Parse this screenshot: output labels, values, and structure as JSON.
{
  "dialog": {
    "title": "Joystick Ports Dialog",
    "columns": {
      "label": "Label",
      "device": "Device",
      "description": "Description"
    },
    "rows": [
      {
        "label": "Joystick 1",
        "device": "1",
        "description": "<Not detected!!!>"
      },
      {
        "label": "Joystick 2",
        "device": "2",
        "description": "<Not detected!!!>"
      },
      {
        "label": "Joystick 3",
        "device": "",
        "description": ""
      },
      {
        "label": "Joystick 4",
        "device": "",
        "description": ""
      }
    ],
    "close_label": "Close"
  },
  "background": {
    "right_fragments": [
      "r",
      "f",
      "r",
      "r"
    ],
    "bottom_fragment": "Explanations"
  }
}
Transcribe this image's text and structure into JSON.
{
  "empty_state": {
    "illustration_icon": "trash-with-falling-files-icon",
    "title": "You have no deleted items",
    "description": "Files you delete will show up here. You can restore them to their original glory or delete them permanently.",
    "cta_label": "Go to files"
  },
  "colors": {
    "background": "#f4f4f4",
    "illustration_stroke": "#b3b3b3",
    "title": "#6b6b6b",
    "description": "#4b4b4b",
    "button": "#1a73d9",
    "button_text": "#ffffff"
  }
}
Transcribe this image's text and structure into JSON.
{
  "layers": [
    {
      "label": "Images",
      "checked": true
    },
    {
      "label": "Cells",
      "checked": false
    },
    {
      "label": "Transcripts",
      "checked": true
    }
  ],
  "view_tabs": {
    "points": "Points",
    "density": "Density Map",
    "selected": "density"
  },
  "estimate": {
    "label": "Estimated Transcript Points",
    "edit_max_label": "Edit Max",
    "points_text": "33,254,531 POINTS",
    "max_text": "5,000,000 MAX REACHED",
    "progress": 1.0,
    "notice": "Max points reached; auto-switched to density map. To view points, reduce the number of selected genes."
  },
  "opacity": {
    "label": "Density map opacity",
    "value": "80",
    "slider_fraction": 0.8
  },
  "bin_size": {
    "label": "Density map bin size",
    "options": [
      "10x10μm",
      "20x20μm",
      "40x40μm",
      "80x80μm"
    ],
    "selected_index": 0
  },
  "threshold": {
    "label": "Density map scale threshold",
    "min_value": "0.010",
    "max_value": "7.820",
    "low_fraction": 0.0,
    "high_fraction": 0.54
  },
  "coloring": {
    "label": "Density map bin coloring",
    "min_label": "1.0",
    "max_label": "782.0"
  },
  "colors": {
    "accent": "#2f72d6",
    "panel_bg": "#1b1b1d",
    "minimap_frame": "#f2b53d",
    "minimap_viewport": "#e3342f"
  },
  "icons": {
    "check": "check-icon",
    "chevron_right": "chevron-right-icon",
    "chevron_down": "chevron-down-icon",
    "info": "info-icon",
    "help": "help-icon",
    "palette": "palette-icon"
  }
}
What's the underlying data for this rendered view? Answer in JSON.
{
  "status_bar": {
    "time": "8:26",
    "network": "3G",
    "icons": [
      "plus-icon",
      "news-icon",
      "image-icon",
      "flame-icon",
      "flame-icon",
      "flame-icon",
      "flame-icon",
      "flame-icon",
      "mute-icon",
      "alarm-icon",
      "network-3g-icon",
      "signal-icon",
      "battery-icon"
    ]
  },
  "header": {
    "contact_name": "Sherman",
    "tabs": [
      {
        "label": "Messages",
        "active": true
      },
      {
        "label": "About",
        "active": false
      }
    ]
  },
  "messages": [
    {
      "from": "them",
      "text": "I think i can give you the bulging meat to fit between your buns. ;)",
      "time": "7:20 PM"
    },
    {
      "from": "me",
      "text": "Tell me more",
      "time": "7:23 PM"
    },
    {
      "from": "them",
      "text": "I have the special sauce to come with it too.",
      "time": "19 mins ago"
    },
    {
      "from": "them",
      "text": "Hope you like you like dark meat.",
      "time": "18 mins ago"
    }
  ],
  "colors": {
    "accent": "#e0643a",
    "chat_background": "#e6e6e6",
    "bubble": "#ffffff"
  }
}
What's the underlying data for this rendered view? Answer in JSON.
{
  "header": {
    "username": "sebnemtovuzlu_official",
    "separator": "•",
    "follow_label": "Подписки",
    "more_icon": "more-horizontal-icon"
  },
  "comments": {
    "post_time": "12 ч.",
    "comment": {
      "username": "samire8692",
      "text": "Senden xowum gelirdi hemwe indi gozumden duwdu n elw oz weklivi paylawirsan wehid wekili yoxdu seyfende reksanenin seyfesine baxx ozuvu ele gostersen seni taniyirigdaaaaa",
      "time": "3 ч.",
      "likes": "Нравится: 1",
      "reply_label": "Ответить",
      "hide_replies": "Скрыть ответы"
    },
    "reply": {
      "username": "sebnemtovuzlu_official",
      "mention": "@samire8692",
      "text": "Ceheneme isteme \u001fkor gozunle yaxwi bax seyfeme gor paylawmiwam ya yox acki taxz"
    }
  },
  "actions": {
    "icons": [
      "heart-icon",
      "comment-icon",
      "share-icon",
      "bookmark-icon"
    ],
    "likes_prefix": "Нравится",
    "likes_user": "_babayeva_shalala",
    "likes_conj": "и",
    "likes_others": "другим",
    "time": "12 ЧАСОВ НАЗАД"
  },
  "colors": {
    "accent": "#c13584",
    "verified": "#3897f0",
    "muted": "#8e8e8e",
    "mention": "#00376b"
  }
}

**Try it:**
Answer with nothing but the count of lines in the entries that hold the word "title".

**Answer to this problem:**
3